Excerpts from an interface dataset:
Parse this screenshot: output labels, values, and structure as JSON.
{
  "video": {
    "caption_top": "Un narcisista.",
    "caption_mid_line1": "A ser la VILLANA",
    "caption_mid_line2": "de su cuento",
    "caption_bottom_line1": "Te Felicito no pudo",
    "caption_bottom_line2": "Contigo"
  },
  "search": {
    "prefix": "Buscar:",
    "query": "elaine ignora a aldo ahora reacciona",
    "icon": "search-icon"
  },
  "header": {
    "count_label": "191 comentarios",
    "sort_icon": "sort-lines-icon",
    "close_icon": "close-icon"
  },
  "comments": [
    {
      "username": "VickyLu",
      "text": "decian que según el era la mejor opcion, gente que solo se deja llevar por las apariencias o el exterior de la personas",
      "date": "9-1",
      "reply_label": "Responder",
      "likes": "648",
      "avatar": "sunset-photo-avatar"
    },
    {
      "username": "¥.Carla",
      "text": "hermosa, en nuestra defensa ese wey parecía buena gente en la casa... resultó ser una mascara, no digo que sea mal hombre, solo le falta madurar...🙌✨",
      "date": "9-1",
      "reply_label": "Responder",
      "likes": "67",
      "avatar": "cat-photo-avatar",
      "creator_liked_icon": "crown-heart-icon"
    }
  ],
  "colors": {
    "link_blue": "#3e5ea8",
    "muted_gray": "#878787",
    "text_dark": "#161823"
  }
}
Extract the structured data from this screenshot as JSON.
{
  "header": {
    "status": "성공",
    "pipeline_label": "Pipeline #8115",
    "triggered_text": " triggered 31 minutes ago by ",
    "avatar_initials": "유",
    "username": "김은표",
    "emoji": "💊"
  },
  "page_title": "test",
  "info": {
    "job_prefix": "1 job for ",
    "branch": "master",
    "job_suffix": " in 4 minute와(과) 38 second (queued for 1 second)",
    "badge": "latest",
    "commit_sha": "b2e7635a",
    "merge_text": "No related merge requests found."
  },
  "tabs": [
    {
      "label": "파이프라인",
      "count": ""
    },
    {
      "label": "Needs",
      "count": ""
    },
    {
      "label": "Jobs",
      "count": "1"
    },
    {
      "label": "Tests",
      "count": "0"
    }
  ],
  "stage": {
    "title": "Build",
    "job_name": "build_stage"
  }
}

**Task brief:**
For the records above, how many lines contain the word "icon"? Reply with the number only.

**Written answer:**
4